I'm riding an Amtrak for the first time, on the line from Pittsburgh to Manhattan. I agree with much of Sausage's review from forever ago, but I'd like to go into a bit more detail.
By car, this route takes me about 6 hours. The train takes 10 hours, and I only get a choice of one train per day, so I have to accept that schedule. Unlike Greyhound buses, there are no overnight options, so traveling this way will consume an entire day each way.
Amtrak is faster than Greyhound, but not by much.
The "dining" car is nice. Instead of seat rows, there are restaurant-style booths with tables. The tables are big enough to spread out some papers if you need to do any work. In the middle of the car is a cramped bar-like area where you order food from a guy who doesn't seem very happy to be alive.
The food is better than airline food, but the sandwich I got (chicken something) was pretty bad. The chicken was very gummy, and I think the rubber slab on top was supposed to be cheese. The whole thing was microwaved in its little pouch, making the bun soggy too. This masterpiece was only the size of a McDonald's hamburger - hardly worth $5.50.
The coffee is decent, and the 12-oz. bottled water is just like every other bottle of water, but I'm not very enthusiastic to pay $2.00 for each of them.
I recommend bringing your own food if you can.
I have a ridiculously large amount of legroom, and next to many seats are standard AC outlets. Good move! Now we don't need to stretch our laptops' 2-hour batteries to last for 10-hour rides.
The seat-backs have trays like airplanes, but the horizontal arm sections can expand to an impressive range to span the large legroom and reach you. They're a bit too high for comfortable typing on a laptop, but they're great for watching DVDs.
The seats are slightly wider than airline seats and arranged in pairs, but there's no center armrest, and the side armrests are too short with knobs protruding out of them. This design is excellent for passengers with no arms.
My train is very bumpy at times, mostly around Philadelphia - often too bumpy to use my laptop. Overall, the ride is worse than a plane, but better than a Miata on a Pennsylvania highway.

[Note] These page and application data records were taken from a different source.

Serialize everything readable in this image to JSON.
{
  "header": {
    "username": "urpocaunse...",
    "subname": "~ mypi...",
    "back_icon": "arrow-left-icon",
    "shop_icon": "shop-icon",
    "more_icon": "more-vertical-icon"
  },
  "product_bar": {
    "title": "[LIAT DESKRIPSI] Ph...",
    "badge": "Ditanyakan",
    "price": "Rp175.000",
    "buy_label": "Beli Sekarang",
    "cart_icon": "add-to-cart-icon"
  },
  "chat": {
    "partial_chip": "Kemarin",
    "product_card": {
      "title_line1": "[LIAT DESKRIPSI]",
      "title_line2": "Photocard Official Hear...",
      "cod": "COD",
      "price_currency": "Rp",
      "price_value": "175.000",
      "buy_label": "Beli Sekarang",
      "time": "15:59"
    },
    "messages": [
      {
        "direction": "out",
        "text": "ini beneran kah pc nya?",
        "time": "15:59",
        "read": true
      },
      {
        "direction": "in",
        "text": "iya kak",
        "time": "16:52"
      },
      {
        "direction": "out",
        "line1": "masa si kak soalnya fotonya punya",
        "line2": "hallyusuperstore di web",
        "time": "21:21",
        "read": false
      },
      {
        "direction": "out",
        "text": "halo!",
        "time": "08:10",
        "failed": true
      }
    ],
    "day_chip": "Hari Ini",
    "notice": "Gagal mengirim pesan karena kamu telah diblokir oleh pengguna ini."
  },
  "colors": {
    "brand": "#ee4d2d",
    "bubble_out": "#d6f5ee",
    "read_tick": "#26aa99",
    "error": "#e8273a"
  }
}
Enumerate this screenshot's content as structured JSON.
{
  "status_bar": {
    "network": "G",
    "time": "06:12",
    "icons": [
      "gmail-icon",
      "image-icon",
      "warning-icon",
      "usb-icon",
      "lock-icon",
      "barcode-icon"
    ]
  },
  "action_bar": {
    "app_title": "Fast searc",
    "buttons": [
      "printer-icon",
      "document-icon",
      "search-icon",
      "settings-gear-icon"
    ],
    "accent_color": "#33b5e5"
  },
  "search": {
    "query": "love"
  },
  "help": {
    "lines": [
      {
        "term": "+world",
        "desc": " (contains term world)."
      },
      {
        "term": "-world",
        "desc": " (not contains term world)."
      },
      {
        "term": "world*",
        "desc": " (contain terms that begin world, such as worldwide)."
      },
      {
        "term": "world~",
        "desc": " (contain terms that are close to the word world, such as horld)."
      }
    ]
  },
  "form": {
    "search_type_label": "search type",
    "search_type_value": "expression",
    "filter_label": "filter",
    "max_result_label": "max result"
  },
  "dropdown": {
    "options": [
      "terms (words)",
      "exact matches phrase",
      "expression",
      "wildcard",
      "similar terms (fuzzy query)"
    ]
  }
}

This probably isn't a testament to Amtrak's success, but the train has been mostly empty for significant portions of the trip, letting almost everyone have two seats to themselves. Even when it's full, the seats are big enough that you don't squish against the person next to you unless at least one of you is very large.
The bathroom is like a very big Greyhound bus bathroom, complete with the awful smell and gross metal toilet. There's a real sink with running water, not just some packets of moist towelettes. Unfortunately, it has the annoying faucet handles that need to be held constantly to keep water flowing.
I'm sitting a fair distance from the bathroom, but the smell still reached me when every passenger on the train decided to take sequential dumps in my car's bathroom at around 4:00.
My round-trip fare was $108. If gas costs $3 per gallon and I drive this route in a Prius in heavy winds (45 MPG), the round trip would cost about $50. But in most average sedans of average ages (26 MPG), it would be $85.
Unless you have a very efficient car, driving isn't a very significant cost savings. But driving gets you there almost twice as quickly with the freedom to choose your own schedule.
Given the choice of Amtrak or Greyhound, I'll gladly choose Amtrak. The price isn't much higher, and it's far more comfortable.
But if I had a reasonably efficient car, I'd rather drive. Sure, I couldn't play around on my laptop, but for most of this trip, I've amused myself in the same way I would while driving: audiobooks.
It's nice to have the option to fall asleep, but with trains running throughout the day instead of overnight, sleeping isn't a very attractive option anyway.
It would be wonderful for trains to replace short-distance air travel. But with the limited schedules, low station availability, and long travel times, I don't see that happening anytime soon.
Amtrak is a great choice if you don't want to buy an expensive plane ticket, but only if it goes where you need to go, you can't reasonably drive, and your schedule is flexible.